Virtual reality is an industry that is currently experiencing a renaissance and it seems that the whole world is talking about it. The latest range of VR technology released onto the market is far superior, more engaging, and vastly advanced compared to the gadgets that last boasted the technology. The big question on many lips now is whether this is the real deal or not?
Back to Virtual Reality
The concept of virtual reality first became popular in author Stanley G. Weinbaum’s short story called “Pygmalion’s Spectacles” in 1935. Readers were taken to a world where the characters could use goggles to explore an artificially intelligent world that tapped into all the senses of the human body.

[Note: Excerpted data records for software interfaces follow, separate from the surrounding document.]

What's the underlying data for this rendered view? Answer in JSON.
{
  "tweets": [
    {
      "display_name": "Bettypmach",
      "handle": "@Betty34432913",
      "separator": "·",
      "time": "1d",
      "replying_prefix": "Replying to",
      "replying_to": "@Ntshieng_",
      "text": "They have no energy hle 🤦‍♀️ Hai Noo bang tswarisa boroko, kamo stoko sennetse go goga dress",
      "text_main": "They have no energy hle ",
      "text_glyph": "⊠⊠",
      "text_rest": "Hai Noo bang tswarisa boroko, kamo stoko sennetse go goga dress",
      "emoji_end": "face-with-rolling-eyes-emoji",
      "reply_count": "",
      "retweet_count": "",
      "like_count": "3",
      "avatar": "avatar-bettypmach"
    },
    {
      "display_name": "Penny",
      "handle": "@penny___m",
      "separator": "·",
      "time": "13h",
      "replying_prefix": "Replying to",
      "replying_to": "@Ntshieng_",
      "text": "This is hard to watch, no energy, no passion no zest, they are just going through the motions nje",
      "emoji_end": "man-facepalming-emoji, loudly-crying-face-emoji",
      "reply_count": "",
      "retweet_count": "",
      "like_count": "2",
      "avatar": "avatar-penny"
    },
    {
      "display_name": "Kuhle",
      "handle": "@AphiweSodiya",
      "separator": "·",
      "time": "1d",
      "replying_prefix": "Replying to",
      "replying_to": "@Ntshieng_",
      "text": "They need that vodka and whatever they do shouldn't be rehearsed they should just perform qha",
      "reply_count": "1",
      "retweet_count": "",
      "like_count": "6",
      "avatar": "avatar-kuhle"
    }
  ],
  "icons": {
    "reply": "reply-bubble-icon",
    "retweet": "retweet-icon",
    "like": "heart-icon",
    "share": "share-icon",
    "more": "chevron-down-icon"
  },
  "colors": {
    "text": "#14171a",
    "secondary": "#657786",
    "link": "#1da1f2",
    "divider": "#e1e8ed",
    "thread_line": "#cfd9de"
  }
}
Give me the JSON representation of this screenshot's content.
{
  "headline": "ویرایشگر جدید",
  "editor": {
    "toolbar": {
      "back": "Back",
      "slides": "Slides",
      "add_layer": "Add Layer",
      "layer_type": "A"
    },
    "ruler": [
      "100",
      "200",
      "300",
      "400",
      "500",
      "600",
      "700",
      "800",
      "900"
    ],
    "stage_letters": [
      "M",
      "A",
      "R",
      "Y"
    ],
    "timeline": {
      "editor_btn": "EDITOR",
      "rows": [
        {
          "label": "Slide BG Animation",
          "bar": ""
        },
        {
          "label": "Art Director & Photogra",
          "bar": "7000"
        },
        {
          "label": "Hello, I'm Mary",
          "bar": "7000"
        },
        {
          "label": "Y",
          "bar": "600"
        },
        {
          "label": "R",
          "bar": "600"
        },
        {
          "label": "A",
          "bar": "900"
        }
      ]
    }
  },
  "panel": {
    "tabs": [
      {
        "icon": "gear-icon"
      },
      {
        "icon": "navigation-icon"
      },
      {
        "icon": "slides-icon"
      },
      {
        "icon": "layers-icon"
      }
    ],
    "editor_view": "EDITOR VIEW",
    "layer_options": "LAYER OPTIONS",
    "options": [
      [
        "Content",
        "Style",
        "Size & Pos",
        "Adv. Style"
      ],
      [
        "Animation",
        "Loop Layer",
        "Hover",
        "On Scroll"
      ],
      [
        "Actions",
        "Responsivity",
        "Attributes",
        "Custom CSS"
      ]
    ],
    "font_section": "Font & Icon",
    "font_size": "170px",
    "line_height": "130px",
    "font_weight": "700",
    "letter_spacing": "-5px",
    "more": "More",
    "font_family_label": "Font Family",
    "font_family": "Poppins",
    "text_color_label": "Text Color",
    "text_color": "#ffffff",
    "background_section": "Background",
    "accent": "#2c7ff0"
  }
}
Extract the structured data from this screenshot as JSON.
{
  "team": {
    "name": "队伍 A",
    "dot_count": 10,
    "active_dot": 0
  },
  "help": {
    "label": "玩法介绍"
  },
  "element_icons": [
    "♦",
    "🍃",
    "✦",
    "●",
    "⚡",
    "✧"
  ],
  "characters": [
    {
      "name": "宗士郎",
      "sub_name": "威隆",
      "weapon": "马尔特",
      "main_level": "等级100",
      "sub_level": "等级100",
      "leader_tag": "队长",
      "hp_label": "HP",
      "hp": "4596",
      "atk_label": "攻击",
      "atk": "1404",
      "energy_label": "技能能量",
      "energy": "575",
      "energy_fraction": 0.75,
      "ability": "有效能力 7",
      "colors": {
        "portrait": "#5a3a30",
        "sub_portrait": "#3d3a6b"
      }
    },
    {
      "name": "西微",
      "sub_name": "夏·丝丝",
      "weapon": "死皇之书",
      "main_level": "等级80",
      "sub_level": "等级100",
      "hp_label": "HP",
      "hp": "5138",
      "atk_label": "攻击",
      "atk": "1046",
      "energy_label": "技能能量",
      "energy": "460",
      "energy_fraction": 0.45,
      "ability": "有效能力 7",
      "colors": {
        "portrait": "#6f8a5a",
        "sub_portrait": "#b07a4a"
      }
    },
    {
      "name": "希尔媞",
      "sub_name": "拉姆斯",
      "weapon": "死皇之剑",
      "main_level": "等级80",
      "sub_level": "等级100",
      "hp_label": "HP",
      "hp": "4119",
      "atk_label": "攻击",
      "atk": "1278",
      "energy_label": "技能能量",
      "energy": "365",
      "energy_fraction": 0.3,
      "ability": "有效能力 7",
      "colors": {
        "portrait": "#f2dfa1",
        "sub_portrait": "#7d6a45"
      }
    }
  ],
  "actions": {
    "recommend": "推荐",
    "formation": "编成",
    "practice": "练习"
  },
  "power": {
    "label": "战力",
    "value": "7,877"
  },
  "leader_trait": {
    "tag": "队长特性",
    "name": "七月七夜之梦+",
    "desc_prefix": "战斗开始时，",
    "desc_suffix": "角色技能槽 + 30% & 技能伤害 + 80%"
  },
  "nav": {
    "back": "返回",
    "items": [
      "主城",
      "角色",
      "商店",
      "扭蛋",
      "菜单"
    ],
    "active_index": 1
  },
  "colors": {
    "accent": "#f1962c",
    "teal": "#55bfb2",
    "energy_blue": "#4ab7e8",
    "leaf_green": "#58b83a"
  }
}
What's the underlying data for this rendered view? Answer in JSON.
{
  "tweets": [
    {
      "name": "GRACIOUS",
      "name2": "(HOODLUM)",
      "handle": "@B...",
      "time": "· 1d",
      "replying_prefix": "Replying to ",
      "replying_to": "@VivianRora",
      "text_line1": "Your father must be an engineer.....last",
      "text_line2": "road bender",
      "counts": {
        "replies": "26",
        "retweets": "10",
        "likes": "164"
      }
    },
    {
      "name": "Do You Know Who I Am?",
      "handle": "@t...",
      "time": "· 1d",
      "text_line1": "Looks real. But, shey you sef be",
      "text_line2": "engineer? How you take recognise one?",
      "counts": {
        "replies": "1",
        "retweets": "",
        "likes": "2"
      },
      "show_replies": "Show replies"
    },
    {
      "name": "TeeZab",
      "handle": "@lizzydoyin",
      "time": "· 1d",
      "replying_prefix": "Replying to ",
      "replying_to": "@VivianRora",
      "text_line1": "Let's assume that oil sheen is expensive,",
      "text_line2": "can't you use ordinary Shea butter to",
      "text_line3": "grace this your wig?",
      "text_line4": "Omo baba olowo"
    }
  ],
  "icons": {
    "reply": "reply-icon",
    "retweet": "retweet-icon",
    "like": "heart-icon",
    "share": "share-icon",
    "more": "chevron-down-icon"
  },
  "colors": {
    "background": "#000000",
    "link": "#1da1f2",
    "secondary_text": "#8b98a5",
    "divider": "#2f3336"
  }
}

It was not until 1962 when inventor Morton Heilig built the first ever virtual reality prototype machine called The Sensorama. This was a bulky mechanism that consisted of attributes that would impact on a user’s sense of smell, touch, sight, and sound. Just six years later, computer scientist Ivan Sutherland, with the help of his student Bob Sproull, created what is credited with being the first ever virtual reality headset. They called it The Sword of Damocles.
Unfortunately, the practicality of such a device meant that the technology never captivated the mass market. The idea of virtual reality was then shelved until the 1990s when computer console developer SEGA released the SEGA VR for use on arcade games and its Mega-Drive console. The same year, Virtuality Group launched their own VR headset onto the market. These devices became the first VR headsets to be released to the mass market.
Sadly, it was once again the practical side of the technology that caused problems. The devices were criticised for being too heavy, displaying unrealistic graphics, and giving users headaches. Understandably, this resulted in the sales of the devices stuttering and virtual reality was once again placed at the back of the development queue. More…